Barbour is a bit far from the center of campus, but is in close proximity to East Side Mini Mart, Louis, Bagel Gourmet, and Wickenden Street. Basically if you like brunch, Barbour is the place for you. While it’s bunker-esque facade (and interior, actually) lacks charm, it’s a great place for those of you hoping for a suite with a private kitchen and bathroom. However, do be warned that not all Barbour rooms are suites with the aforementioned amenities.

Caswell


Caswell is one of the older dorms, but it doesn’t show. The dorm is centrally located on Ruth Simmons quad, mere minutes away from the Ratty, the Main Green, and the SciLi. The rooms are fairly spacious and the windows are large, meaning there is a lot of natural light. The one downside to living in Caswell is that there is no elevator, making moving in a hassle.

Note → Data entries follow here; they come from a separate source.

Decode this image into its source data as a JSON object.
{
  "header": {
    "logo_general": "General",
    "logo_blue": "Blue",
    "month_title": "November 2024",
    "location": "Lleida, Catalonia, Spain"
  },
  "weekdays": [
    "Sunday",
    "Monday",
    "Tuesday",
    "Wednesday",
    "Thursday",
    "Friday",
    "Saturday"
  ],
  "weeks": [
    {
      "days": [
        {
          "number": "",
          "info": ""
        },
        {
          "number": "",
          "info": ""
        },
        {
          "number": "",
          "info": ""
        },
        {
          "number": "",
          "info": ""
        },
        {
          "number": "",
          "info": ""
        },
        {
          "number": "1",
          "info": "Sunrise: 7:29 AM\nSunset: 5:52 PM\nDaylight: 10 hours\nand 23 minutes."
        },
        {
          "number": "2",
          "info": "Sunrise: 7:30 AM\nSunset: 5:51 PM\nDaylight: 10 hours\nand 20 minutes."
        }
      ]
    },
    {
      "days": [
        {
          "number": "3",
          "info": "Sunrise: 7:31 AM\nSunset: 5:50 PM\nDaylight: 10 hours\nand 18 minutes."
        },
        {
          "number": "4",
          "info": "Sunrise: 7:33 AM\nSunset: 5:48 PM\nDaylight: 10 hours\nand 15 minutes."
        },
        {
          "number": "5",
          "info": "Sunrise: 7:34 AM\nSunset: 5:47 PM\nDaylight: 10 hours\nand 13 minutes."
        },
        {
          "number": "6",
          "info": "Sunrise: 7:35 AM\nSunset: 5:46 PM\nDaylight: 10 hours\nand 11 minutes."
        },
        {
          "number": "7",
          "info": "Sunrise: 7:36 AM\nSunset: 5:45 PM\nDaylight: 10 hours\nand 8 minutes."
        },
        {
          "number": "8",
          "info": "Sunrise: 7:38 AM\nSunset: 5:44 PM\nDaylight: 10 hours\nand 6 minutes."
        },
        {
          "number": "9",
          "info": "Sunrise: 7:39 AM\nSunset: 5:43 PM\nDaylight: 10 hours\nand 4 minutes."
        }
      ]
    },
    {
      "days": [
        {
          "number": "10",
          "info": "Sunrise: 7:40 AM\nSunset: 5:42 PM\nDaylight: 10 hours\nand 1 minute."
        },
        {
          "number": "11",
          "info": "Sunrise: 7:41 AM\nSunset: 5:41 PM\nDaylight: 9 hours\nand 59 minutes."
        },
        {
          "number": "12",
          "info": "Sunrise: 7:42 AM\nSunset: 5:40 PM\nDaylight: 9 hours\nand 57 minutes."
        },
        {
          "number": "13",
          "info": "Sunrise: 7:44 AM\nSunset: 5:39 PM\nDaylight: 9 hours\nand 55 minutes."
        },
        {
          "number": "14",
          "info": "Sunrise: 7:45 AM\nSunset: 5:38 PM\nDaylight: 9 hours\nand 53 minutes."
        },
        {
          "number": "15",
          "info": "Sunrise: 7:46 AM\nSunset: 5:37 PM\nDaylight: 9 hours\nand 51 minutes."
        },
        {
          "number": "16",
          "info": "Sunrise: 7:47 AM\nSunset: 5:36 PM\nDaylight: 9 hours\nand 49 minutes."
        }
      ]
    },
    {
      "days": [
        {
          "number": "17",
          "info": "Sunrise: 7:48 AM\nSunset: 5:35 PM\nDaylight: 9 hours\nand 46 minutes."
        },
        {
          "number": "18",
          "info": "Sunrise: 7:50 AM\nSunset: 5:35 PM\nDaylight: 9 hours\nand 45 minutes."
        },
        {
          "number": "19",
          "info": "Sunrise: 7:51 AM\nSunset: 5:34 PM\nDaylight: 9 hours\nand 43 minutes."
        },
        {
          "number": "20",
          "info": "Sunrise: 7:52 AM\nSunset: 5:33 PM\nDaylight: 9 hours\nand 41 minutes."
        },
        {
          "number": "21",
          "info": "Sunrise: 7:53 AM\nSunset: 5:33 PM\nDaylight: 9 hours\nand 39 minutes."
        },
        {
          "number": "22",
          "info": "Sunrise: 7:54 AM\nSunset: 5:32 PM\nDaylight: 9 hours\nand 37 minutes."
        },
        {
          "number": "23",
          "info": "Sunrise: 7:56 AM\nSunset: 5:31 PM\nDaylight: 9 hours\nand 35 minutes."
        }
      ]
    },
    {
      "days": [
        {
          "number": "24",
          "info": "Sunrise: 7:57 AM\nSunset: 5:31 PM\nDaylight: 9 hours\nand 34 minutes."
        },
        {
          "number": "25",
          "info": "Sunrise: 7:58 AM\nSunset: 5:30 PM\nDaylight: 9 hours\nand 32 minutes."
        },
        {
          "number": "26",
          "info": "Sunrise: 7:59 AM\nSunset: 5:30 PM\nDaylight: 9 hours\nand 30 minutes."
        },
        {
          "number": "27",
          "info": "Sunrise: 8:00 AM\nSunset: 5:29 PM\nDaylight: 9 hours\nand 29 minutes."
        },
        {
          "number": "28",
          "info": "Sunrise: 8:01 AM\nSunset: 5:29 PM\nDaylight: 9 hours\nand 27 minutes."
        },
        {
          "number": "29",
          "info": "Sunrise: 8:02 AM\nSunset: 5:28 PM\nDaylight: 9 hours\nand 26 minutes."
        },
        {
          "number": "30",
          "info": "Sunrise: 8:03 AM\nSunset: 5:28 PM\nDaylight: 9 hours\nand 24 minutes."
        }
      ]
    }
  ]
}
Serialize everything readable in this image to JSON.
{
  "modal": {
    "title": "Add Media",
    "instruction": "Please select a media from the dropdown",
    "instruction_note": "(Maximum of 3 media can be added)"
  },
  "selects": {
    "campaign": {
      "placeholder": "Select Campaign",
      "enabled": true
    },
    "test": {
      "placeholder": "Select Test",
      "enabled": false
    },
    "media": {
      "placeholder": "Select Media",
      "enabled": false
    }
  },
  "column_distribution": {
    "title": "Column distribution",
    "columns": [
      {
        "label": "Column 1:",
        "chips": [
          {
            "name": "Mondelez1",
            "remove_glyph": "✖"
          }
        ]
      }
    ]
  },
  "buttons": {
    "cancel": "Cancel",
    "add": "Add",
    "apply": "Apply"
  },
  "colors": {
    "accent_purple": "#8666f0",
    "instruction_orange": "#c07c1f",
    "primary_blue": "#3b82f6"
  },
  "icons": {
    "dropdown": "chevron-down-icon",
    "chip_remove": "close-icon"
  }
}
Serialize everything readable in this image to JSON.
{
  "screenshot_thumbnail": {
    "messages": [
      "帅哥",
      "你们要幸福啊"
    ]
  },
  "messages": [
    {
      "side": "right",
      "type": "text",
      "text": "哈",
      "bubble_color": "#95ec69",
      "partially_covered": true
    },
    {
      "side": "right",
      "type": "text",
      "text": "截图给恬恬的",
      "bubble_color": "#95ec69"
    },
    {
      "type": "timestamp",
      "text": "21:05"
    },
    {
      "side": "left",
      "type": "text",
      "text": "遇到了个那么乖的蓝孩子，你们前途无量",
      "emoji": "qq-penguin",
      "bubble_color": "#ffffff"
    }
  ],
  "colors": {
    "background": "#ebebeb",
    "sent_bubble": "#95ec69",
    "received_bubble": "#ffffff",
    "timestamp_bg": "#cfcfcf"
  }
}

Continue Reading


11013248_827524190660244_7717241450306017429_n

Art School(ed): Tech union strike tomorrow, some RISD classes held off-site

Tomorrow, the Rhode Island School of Design technicians will go on strike after months of contract negotiations with the school’s administration.

The RISD technicians serve as an invaluable resource for the school: these men and women teach courses and maintain the studios and shops throughout campus. As they go on strike, most of the facilities on campus will be deemed unsafe and consequently shut down, including kilns, wood shops, metal shops, glass blowing furnaces, darkrooms, and cages where students check out various equipment like tripods, cameras and recording devices.

The RISD Technician Union has outlined its contractual requests on their website. In short, the techs would like a restoration of retirement contributions (which were cut significantly in 2009 due to the economic recession), annual wage increases similar to those of RISD faculty members, and external tuition remission (a reimbursement of employees’ children’s higher education tuition costs if their child attends a school other than RISD). Additionally, the techs object to a raise in their healthcare premiums. To read the union’s request in full, click here.

In an e-mail to the school’s student body, RISD’s chief operating officer Jean Eddy and interim provost Pradeep Sharma wrote:

Continue Reading


A photo essay of tonight’s vigil

Tonight, a vigil was held for the passing of graduate student Hyoun Ju Sohn. Candles were lit in remembrance of him, and students wrote down hopes on pieces of paper and placed them into a fire.
IMG_1818 IMG_1830 Continue Reading
indeo

Resources and support for mental well-being

In light of the incident on campus today, we want to ensure that the following resources are easily accessible to the community. If anyone is seeking support, here is a list of relevant resources on and off campus.

Psych Services: (401) 863-3476

This is the number for CAPS and can be used to schedule appointments Monday through Friday from 8:30 a.m. to 5 p.m. You can also show up to J. Walter Wilson 516. Additionally, the number has an option for emergencies accessible at all times.

University’s Offices of Chaplains and Religious Life: (401) 863-2344. They can also be found in J. Walter Wilson 410.

National Suicide Hotline: (800) 273-8255

Crisis text line: crisistextline.org.

Project LETS anonymous crisis chat: www.letserasethestigma.com.

On-campus support: 

  • Project LETS will be gathering on the first floor of Sarah Doyle Women’s Center at 26 Benevolent St., starting at 2 p.m. Tea and art therapy will be offered along with psychological support.
  • Representatives from Psych Services and Student Life are in CIT 477.

Update: representatives from Psych Services are no longer in CIT 477.